> _Task details_
All lines of the material should be given again exactly.

> _Data excerpts_
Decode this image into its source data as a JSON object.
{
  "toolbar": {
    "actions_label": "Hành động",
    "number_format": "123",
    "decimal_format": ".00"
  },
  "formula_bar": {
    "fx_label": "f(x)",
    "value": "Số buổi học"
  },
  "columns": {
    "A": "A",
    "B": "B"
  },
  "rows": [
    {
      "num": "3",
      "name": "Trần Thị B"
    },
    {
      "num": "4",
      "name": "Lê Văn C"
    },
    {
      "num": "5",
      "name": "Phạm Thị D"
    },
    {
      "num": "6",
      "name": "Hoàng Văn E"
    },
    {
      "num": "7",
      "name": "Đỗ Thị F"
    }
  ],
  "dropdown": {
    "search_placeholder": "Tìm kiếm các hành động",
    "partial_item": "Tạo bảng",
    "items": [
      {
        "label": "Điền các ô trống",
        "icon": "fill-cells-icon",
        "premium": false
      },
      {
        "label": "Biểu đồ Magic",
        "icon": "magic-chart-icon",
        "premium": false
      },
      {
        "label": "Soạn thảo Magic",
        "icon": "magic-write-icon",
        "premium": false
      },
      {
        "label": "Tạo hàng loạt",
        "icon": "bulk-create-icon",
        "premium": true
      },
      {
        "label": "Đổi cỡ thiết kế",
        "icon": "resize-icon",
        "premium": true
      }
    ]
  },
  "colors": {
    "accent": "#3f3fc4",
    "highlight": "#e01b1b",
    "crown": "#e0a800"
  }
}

> _Answer for this exercise_
Decode this image into its source data as a JSON object.
{
  "toolbar": {
    "actions_label": "Hành động",
    "number_format": "123",
    "decimal_format": ".00"
  },
  "formula_bar": {
    "fx_label": "f(x)",
    "value": "Số buổi học"
  },
  "columns": {
    "A": "A",
    "B": "B"
  },
  "rows": [
    {
      "num": "3",
      "name": "Trần Thị B"
    },
    {
      "num": "4",
      "name": "Lê Văn C"
    },
    {
      "num": "5",
      "name": "Phạm Thị D"
    },
    {
      "num": "6",
      "name": "Hoàng Văn E"
    },
    {
      "num": "7",
      "name": "Đỗ Thị F"
    }
  ],
  "dropdown": {
    "search_placeholder": "Tìm kiếm các hành động",
    "partial_item": "Tạo bảng",
    "items": [
      {
        "label": "Điền các ô trống",
        "icon": "fill-cells-icon",
        "premium": false
      },
      {
        "label": "Biểu đồ Magic",
        "icon": "magic-chart-icon",
        "premium": false
      },
      {
        "label": "Soạn thảo Magic",
        "icon": "magic-write-icon",
        "premium": false
      },
      {
        "label": "Tạo hàng loạt",
        "icon": "bulk-create-icon",
        "premium": true
      },
      {
        "label": "Đổi cỡ thiết kế",
        "icon": "resize-icon",
        "premium": true
      }
    ]
  },
  "colors": {
    "accent": "#3f3fc4",
    "highlight": "#e01b1b",
    "crown": "#e0a800"
  }
}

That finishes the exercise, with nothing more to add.